Mr. Hilliard emphasizes that temperature control of the hydrostatic way system is complemented by recirculating coolant fluid through the spindle bearings, the motor housing, the wheelhead and the heat exchanger in the electrical cabinet. Likewise, the value of pressurized hydrostatic ways extends to vibration damping and crash protection. The film of oil absorbs energy to quell vibrations and isolate them from the grinding area. The oil film also acts a shock absorber if grinding components collide accidentally.
“The bottom line is hydrostatic axis ways significantly enhance grinding accuracy,” Mr. Hilliard concludes. “We have customers holding a tolerance of 0.000025 inch on diameter and shape,” he reports. He adds that the no-wear characteristics of hydrostatic construction enable maintaining such high accuracies over long periods of time.

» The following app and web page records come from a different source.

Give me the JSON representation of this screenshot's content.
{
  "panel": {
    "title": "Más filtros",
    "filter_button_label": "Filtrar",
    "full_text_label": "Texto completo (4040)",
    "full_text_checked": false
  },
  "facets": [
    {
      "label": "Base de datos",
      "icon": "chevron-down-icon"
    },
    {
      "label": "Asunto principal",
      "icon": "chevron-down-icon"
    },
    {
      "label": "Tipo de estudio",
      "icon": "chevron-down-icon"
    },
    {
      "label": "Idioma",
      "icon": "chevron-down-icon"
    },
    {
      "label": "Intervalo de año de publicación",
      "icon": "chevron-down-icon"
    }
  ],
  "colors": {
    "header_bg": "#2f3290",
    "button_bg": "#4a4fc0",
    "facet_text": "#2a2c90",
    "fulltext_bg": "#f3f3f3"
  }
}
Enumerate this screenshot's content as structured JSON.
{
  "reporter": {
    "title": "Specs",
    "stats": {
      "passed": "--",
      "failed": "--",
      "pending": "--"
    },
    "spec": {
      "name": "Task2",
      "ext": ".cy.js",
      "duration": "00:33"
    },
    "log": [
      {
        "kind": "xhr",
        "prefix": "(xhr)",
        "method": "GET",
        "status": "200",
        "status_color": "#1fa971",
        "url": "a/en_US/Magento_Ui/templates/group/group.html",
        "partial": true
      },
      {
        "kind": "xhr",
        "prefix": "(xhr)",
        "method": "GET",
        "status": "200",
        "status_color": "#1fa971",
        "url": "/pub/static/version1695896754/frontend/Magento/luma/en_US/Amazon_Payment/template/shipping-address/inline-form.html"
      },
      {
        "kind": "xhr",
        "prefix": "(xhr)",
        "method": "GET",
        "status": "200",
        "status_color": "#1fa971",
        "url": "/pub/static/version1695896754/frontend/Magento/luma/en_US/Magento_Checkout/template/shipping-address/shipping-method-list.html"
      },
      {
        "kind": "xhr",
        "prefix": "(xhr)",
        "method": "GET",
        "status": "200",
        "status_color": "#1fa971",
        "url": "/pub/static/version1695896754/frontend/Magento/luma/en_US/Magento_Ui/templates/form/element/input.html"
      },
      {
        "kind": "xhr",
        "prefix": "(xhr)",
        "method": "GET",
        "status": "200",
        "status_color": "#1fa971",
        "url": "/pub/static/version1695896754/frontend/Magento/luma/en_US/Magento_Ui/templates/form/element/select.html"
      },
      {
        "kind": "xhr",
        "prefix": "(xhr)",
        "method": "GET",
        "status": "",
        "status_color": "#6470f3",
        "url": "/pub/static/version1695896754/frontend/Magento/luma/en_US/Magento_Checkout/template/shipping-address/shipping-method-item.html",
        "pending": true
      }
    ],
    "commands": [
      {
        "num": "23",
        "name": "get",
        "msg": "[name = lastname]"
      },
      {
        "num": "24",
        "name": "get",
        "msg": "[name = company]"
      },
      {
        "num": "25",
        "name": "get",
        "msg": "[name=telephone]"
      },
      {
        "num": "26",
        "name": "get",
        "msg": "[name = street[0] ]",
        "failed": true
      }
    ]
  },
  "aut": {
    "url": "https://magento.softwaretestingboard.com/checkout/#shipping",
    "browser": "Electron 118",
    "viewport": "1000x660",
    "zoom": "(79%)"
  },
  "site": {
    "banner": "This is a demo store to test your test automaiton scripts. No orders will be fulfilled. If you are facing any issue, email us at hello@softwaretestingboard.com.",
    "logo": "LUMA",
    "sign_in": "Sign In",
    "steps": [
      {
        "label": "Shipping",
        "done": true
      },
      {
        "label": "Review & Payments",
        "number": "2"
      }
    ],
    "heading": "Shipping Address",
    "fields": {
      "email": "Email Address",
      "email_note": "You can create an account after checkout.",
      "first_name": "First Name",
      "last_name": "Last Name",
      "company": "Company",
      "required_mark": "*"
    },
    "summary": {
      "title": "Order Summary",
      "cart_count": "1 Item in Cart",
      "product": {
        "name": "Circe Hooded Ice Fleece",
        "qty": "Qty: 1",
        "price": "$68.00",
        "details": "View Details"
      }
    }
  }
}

Because the Kel-Varia is suitable for high-accuracy OD/ID cylindrical grinding, thread grinding, jig grinding, surface grinding and grinding of non-round or contoured surfaces, it has the flexibility for job shop and toolroom applications. At the same time, the virtual elimination of wear on axis guideway surfaces gives it the durability for production applications in automotive or oilfield shops. In all of these settings, the grinder lends itself to round-the-clock operation and 24/7 earning power. This potential makes justifying an investment in a hydrostatic-equipped grinder quite manageable, Mr. Hilliard says. Kellenberger’s Kel-Viva models are also equipped with hydrostatic ways as standard features.
At IMTS 2012, Kellenberger introduced an optional pressurized hydrostatic system for wheelheads with a rotary B axis that works in conjunction with the integral direct-drive motor. Hydrostatic ways on the wheelhead axis enable smoother and faster wheel indexing. Wheel to wheel time decreases from 8 to 2 seconds. Rotational positioning repeatability also improves from 5 arcseconds to less than 1, which enables more accurate grinding of tapers on toolholder bodies, roller bearings, spindle components and other critical workpieces with high-precision tapers.